Exercise requirements:
Would you print every entry exactly as it appears?

Data entries:
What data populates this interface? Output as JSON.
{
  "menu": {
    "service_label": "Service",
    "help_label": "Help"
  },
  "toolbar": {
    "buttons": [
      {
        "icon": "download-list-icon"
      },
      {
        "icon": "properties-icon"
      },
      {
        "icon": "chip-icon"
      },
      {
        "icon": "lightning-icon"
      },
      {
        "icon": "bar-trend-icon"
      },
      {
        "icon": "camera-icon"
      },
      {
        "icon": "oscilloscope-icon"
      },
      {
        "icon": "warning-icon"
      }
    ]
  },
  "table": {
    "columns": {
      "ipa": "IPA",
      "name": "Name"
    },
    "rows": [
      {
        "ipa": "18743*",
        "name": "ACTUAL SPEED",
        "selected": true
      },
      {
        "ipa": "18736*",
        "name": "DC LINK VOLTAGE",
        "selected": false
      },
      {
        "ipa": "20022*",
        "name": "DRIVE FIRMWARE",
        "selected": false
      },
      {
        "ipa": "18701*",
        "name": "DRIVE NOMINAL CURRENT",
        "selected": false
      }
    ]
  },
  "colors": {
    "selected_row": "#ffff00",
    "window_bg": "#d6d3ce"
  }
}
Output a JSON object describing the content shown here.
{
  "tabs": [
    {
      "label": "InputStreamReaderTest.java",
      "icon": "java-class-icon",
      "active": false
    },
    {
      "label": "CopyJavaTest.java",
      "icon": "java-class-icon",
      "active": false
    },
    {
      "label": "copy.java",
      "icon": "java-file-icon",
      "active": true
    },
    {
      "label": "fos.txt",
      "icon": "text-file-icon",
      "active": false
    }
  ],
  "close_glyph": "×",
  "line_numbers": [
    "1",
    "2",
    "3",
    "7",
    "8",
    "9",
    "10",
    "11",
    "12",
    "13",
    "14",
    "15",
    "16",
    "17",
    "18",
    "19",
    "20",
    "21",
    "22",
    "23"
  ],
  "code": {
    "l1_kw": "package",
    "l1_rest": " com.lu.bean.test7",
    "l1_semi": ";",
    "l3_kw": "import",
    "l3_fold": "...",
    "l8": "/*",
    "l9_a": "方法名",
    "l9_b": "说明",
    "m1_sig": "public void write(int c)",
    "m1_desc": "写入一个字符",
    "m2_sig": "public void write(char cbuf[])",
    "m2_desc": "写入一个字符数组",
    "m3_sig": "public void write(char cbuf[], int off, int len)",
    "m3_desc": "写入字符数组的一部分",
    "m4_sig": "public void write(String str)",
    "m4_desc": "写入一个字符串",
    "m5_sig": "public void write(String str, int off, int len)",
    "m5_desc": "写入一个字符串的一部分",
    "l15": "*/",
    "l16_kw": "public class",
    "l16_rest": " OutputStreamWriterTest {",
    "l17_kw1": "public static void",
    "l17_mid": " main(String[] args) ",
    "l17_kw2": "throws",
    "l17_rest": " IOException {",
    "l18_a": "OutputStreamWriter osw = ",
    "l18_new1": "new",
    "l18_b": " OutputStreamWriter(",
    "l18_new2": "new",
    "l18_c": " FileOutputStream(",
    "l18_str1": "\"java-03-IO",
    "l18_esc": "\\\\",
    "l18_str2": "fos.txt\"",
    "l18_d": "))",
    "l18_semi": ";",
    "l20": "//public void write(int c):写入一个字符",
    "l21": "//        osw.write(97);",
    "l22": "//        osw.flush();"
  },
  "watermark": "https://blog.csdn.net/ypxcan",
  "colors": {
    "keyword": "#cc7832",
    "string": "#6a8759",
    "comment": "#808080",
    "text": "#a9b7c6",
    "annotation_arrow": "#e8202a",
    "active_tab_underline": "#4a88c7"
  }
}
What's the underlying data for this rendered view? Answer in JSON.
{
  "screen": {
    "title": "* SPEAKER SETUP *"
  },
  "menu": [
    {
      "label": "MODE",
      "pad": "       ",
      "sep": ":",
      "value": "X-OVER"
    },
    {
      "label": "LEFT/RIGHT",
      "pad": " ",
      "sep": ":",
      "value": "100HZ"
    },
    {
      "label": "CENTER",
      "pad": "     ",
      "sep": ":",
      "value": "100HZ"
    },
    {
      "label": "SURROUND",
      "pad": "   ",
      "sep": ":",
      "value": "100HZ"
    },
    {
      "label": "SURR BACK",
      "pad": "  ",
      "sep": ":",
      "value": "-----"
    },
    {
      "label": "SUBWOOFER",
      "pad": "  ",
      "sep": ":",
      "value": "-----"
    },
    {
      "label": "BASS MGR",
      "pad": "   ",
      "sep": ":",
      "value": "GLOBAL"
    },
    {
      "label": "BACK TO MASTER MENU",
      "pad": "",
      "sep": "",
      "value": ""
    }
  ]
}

Result for this exercise:
What data populates this interface? Output as JSON.
{
  "menu": {
    "service_label": "Service",
    "help_label": "Help"
  },
  "toolbar": {
    "buttons": [
      {
        "icon": "download-list-icon"
      },
      {
        "icon": "properties-icon"
      },
      {
        "icon": "chip-icon"
      },
      {
        "icon": "lightning-icon"
      },
      {
        "icon": "bar-trend-icon"
      },
      {
        "icon": "camera-icon"
      },
      {
        "icon": "oscilloscope-icon"
      },
      {
        "icon": "warning-icon"
      }
    ]
  },
  "table": {
    "columns": {
      "ipa": "IPA",
      "name": "Name"
    },
    "rows": [
      {
        "ipa": "18743*",
        "name": "ACTUAL SPEED",
        "selected": true
      },
      {
        "ipa": "18736*",
        "name": "DC LINK VOLTAGE",
        "selected": false
      },
      {
        "ipa": "20022*",
        "name": "DRIVE FIRMWARE",
        "selected": false
      },
      {
        "ipa": "18701*",
        "name": "DRIVE NOMINAL CURRENT",
        "selected": false
      }
    ]
  },
  "colors": {
    "selected_row": "#ffff00",
    "window_bg": "#d6d3ce"
  }
}
Output a JSON object describing the content shown here.
{
  "tabs": [
    {
      "label": "InputStreamReaderTest.java",
      "icon": "java-class-icon",
      "active": false
    },
    {
      "label": "CopyJavaTest.java",
      "icon": "java-class-icon",
      "active": false
    },
    {
      "label": "copy.java",
      "icon": "java-file-icon",
      "active": true
    },
    {
      "label": "fos.txt",
      "icon": "text-file-icon",
      "active": false
    }
  ],
  "close_glyph": "×",
  "line_numbers": [
    "1",
    "2",
    "3",
    "7",
    "8",
    "9",
    "10",
    "11",
    "12",
    "13",
    "14",
    "15",
    "16",
    "17",
    "18",
    "19",
    "20",
    "21",
    "22",
    "23"
  ],
  "code": {
    "l1_kw": "package",
    "l1_rest": " com.lu.bean.test7",
    "l1_semi": ";",
    "l3_kw": "import",
    "l3_fold": "...",
    "l8": "/*",
    "l9_a": "方法名",
    "l9_b": "说明",
    "m1_sig": "public void write(int c)",
    "m1_desc": "写入一个字符",
    "m2_sig": "public void write(char cbuf[])",
    "m2_desc": "写入一个字符数组",
    "m3_sig": "public void write(char cbuf[], int off, int len)",
    "m3_desc": "写入字符数组的一部分",
    "m4_sig": "public void write(String str)",
    "m4_desc": "写入一个字符串",
    "m5_sig": "public void write(String str, int off, int len)",
    "m5_desc": "写入一个字符串的一部分",
    "l15": "*/",
    "l16_kw": "public class",
    "l16_rest": " OutputStreamWriterTest {",
    "l17_kw1": "public static void",
    "l17_mid": " main(String[] args) ",
    "l17_kw2": "throws",
    "l17_rest": " IOException {",
    "l18_a": "OutputStreamWriter osw = ",
    "l18_new1": "new",
    "l18_b": " OutputStreamWriter(",
    "l18_new2": "new",
    "l18_c": " FileOutputStream(",
    "l18_str1": "\"java-03-IO",
    "l18_esc": "\\\\",
    "l18_str2": "fos.txt\"",
    "l18_d": "))",
    "l18_semi": ";",
    "l20": "//public void write(int c):写入一个字符",
    "l21": "//        osw.write(97);",
    "l22": "//        osw.flush();"
  },
  "watermark": "https://blog.csdn.net/ypxcan",
  "colors": {
    "keyword": "#cc7832",
    "string": "#6a8759",
    "comment": "#808080",
    "text": "#a9b7c6",
    "annotation_arrow": "#e8202a",
    "active_tab_underline": "#4a88c7"
  }
}
What's the underlying data for this rendered view? Answer in JSON.
{
  "screen": {
    "title": "* SPEAKER SETUP *"
  },
  "menu": [
    {
      "label": "MODE",
      "pad": "       ",
      "sep": ":",
      "value": "X-OVER"
    },
    {
      "label": "LEFT/RIGHT",
      "pad": " ",
      "sep": ":",
      "value": "100HZ"
    },
    {
      "label": "CENTER",
      "pad": "     ",
      "sep": ":",
      "value": "100HZ"
    },
    {
      "label": "SURROUND",
      "pad": "   ",
      "sep": ":",
      "value": "100HZ"
    },
    {
      "label": "SURR BACK",
      "pad": "  ",
      "sep": ":",
      "value": "-----"
    },
    {
      "label": "SUBWOOFER",
      "pad": "  ",
      "sep": ":",
      "value": "-----"
    },
    {
      "label": "BASS MGR",
      "pad": "   ",
      "sep": ":",
      "value": "GLOBAL"
    },
    {
      "label": "BACK TO MASTER MENU",
      "pad": "",
      "sep": "",
      "value": ""
    }
  ]
}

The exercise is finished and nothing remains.